(Beginning of THE DATA)

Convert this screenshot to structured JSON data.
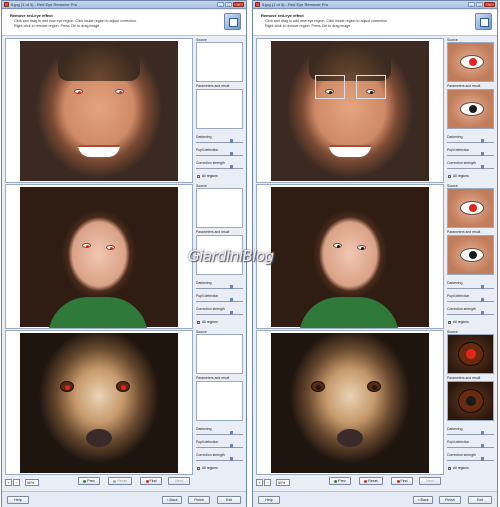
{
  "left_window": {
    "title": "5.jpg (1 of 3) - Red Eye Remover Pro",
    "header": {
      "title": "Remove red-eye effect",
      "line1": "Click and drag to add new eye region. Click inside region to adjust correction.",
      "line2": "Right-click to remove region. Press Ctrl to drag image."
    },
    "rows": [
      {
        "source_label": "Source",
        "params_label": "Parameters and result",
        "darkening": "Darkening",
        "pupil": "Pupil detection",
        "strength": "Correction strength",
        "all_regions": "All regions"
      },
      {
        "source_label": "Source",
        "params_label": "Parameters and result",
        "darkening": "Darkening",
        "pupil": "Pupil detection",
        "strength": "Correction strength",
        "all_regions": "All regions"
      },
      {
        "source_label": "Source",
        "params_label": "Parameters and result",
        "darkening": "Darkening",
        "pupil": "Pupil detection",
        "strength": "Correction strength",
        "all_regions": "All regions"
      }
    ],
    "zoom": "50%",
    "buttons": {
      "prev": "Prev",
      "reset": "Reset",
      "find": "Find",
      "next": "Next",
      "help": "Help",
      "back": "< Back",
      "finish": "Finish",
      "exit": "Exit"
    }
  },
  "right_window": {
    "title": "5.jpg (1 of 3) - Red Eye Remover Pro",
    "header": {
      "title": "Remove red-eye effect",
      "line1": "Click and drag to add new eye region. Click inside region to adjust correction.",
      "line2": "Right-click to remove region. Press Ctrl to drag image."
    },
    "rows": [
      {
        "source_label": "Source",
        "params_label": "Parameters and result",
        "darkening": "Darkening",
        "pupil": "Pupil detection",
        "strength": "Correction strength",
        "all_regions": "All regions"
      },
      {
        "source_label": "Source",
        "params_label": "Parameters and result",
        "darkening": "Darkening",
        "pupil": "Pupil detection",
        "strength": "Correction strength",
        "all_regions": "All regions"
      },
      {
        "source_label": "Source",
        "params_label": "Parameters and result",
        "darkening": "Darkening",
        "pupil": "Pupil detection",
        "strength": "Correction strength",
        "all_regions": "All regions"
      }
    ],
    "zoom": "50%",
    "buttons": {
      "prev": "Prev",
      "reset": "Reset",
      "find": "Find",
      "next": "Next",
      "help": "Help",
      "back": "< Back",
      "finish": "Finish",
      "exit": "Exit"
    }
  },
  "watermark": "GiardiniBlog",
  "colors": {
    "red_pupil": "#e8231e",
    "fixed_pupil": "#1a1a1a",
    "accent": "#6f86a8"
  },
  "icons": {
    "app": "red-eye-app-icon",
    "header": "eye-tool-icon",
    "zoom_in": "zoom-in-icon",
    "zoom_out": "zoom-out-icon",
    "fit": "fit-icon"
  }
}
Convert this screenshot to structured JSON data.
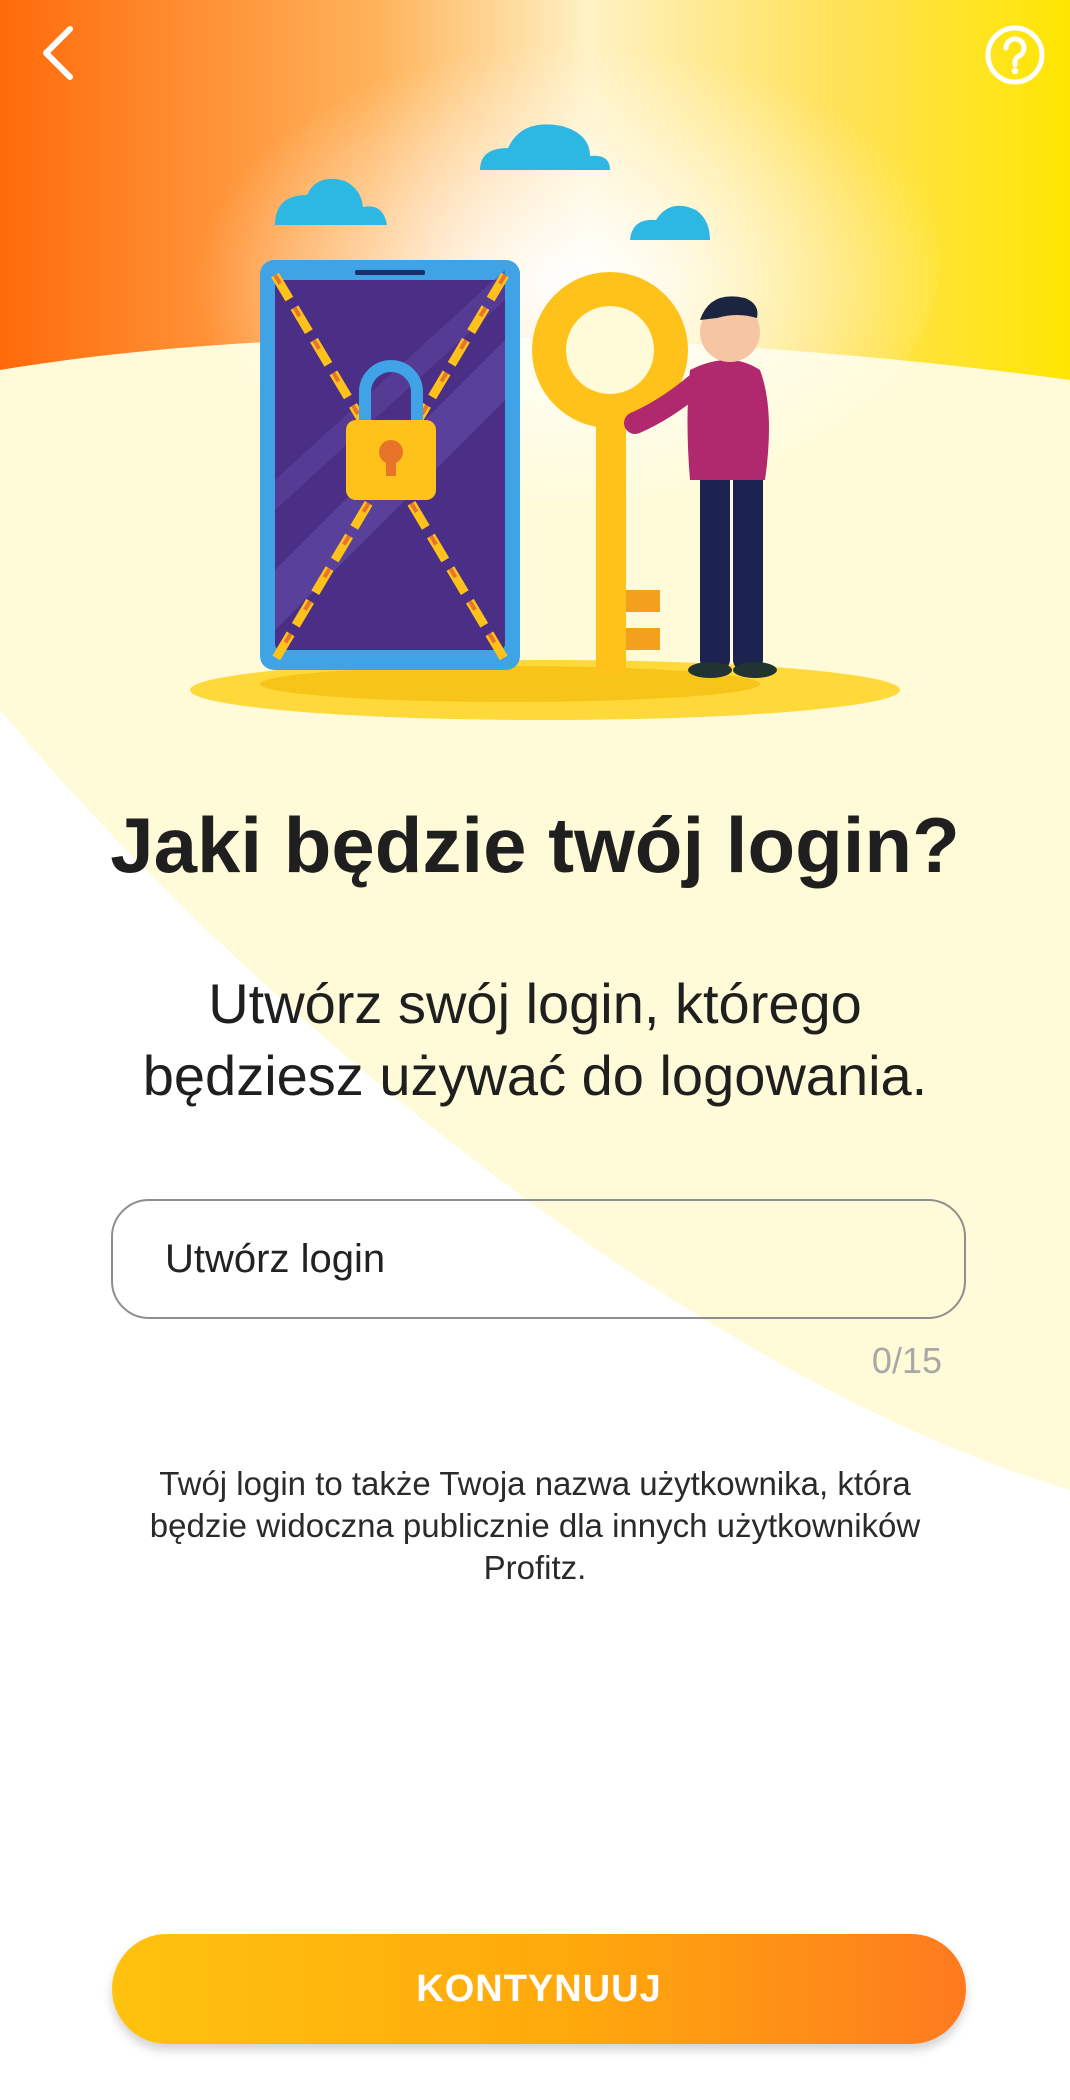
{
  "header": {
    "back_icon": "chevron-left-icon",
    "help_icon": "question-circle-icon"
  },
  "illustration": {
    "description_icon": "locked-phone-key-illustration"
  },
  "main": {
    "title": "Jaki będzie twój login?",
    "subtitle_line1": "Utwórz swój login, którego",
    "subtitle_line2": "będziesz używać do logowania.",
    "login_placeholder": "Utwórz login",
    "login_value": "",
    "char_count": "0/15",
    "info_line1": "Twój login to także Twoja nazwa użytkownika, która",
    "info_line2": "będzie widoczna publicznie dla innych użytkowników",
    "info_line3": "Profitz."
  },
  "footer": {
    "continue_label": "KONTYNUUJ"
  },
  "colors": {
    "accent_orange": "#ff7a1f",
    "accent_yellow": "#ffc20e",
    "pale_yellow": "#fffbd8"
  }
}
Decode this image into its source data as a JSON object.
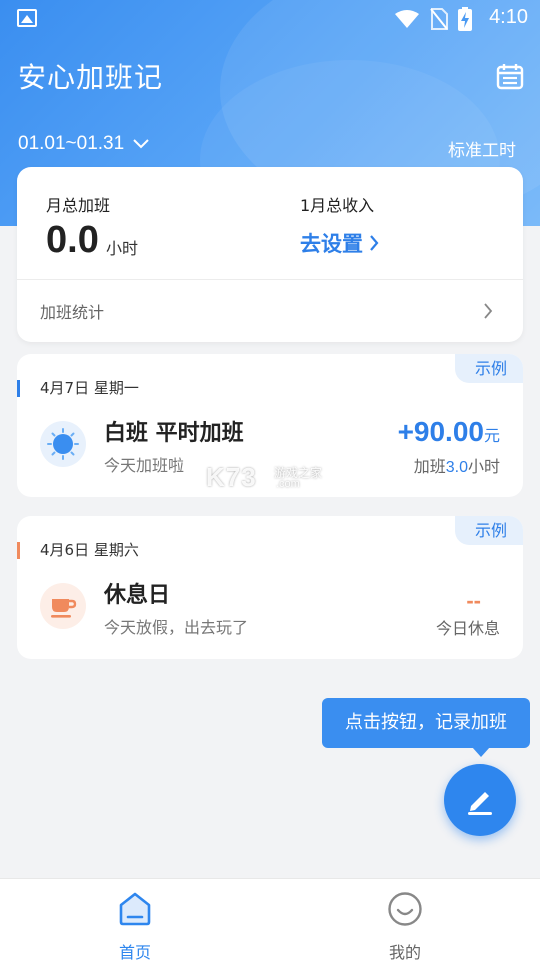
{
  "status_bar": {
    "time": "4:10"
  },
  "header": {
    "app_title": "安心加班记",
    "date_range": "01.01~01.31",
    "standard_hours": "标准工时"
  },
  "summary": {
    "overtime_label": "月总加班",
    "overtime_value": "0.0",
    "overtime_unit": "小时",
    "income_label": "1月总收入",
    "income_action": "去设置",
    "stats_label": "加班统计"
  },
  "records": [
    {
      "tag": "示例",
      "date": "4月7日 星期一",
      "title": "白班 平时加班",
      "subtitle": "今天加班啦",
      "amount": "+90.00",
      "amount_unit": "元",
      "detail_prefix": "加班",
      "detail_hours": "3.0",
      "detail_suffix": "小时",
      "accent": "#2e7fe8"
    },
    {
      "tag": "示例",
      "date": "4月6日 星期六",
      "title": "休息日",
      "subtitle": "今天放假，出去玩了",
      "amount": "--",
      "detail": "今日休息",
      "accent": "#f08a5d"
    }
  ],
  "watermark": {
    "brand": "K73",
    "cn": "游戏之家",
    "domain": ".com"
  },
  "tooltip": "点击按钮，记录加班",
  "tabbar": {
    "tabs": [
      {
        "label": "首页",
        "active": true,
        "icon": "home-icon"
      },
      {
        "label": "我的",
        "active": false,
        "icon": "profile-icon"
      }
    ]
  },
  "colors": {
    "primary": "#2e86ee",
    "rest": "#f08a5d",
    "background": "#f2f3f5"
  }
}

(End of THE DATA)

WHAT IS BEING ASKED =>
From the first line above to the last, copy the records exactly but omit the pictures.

FINAL ANSWER =>
Convert this screenshot to structured JSON data.
{
  "left_window": {
    "title": "5.jpg (1 of 3) - Red Eye Remover Pro",
    "header": {
      "title": "Remove red-eye effect",
      "line1": "Click and drag to add new eye region. Click inside region to adjust correction.",
      "line2": "Right-click to remove region. Press Ctrl to drag image."
    },
    "rows": [
      {
        "source_label": "Source",
        "params_label": "Parameters and result",
        "darkening": "Darkening",
        "pupil": "Pupil detection",
        "strength": "Correction strength",
        "all_regions": "All regions"
      },
      {
        "source_label": "Source",
        "params_label": "Parameters and result",
        "darkening": "Darkening",
        "pupil": "Pupil detection",
        "strength": "Correction strength",
        "all_regions": "All regions"
      },
      {
        "source_label": "Source",
        "params_label": "Parameters and result",
        "darkening": "Darkening",
        "pupil": "Pupil detection",
        "strength": "Correction strength",
        "all_regions": "All regions"
      }
    ],
    "zoom": "50%",
    "buttons": {
      "prev": "Prev",
      "reset": "Reset",
      "find": "Find",
      "next": "Next",
      "help": "Help",
      "back": "< Back",
      "finish": "Finish",
      "exit": "Exit"
    }
  },
  "right_window": {
    "title": "5.jpg (1 of 3) - Red Eye Remover Pro",
    "header": {
      "title": "Remove red-eye effect",
      "line1": "Click and drag to add new eye region. Click inside region to adjust correction.",
      "line2": "Right-click to remove region. Press Ctrl to drag image."
    },
    "rows": [
      {
        "source_label": "Source",
        "params_label": "Parameters and result",
        "darkening": "Darkening",
        "pupil": "Pupil detection",
        "strength": "Correction strength",
        "all_regions": "All regions"
      },
      {
        "source_label": "Source",
        "params_label": "Parameters and result",
        "darkening": "Darkening",
        "pupil": "Pupil detection",
        "strength": "Correction strength",
        "all_regions": "All regions"
      },
      {
        "source_label": "Source",
        "params_label": "Parameters and result",
        "darkening": "Darkening",
        "pupil": "Pupil detection",
        "strength": "Correction strength",
        "all_regions": "All regions"
      }
    ],
    "zoom": "50%",
    "buttons": {
      "prev": "Prev",
      "reset": "Reset",
      "find": "Find",
      "next": "Next",
      "help": "Help",
      "back": "< Back",
      "finish": "Finish",
      "exit": "Exit"
    }
  },
  "watermark": "GiardiniBlog",
  "colors": {
    "red_pupil": "#e8231e",
    "fixed_pupil": "#1a1a1a",
    "accent": "#6f86a8"
  },
  "icons": {
    "app": "red-eye-app-icon",
    "header": "eye-tool-icon",
    "zoom_in": "zoom-in-icon",
    "zoom_out": "zoom-out-icon",
    "fit": "fit-icon"
  }
}
Convert this screenshot to structured JSON data.
{
  "header": {
    "back_icon": "chevron-left-icon",
    "help_icon": "question-circle-icon"
  },
  "illustration": {
    "description_icon": "locked-phone-key-illustration"
  },
  "main": {
    "title": "Jaki będzie twój login?",
    "subtitle_line1": "Utwórz swój login, którego",
    "subtitle_line2": "będziesz używać do logowania.",
    "login_placeholder": "Utwórz login",
    "login_value": "",
    "char_count": "0/15",
    "info_line1": "Twój login to także Twoja nazwa użytkownika, która",
    "info_line2": "będzie widoczna publicznie dla innych użytkowników",
    "info_line3": "Profitz."
  },
  "footer": {
    "continue_label": "KONTYNUUJ"
  },
  "colors": {
    "accent_orange": "#ff7a1f",
    "accent_yellow": "#ffc20e",
    "pale_yellow": "#fffbd8"
  }
}
Decode this image into its source data as a JSON object.
{
  "status_bar": {
    "time": "4:10"
  },
  "header": {
    "app_title": "安心加班记",
    "date_range": "01.01~01.31",
    "standard_hours": "标准工时"
  },
  "summary": {
    "overtime_label": "月总加班",
    "overtime_value": "0.0",
    "overtime_unit": "小时",
    "income_label": "1月总收入",
    "income_action": "去设置",
    "stats_label": "加班统计"
  },
  "records": [
    {
      "tag": "示例",
      "date": "4月7日 星期一",
      "title": "白班 平时加班",
      "subtitle": "今天加班啦",
      "amount": "+90.00",
      "amount_unit": "元",
      "detail_prefix": "加班",
      "detail_hours": "3.0",
      "detail_suffix": "小时",
      "accent": "#2e7fe8"
    },
    {
      "tag": "示例",
      "date": "4月6日 星期六",
      "title": "休息日",
      "subtitle": "今天放假，出去玩了",
      "amount": "--",
      "detail": "今日休息",
      "accent": "#f08a5d"
    }
  ],
  "watermark": {
    "brand": "K73",
    "cn": "游戏之家",
    "domain": ".com"
  },
  "tooltip": "点击按钮，记录加班",
  "tabbar": {
    "tabs": [
      {
        "label": "首页",
        "active": true,
        "icon": "home-icon"
      },
      {
        "label": "我的",
        "active": false,
        "icon": "profile-icon"
      }
    ]
  },
  "colors": {
    "primary": "#2e86ee",
    "rest": "#f08a5d",
    "background": "#f2f3f5"
  }
}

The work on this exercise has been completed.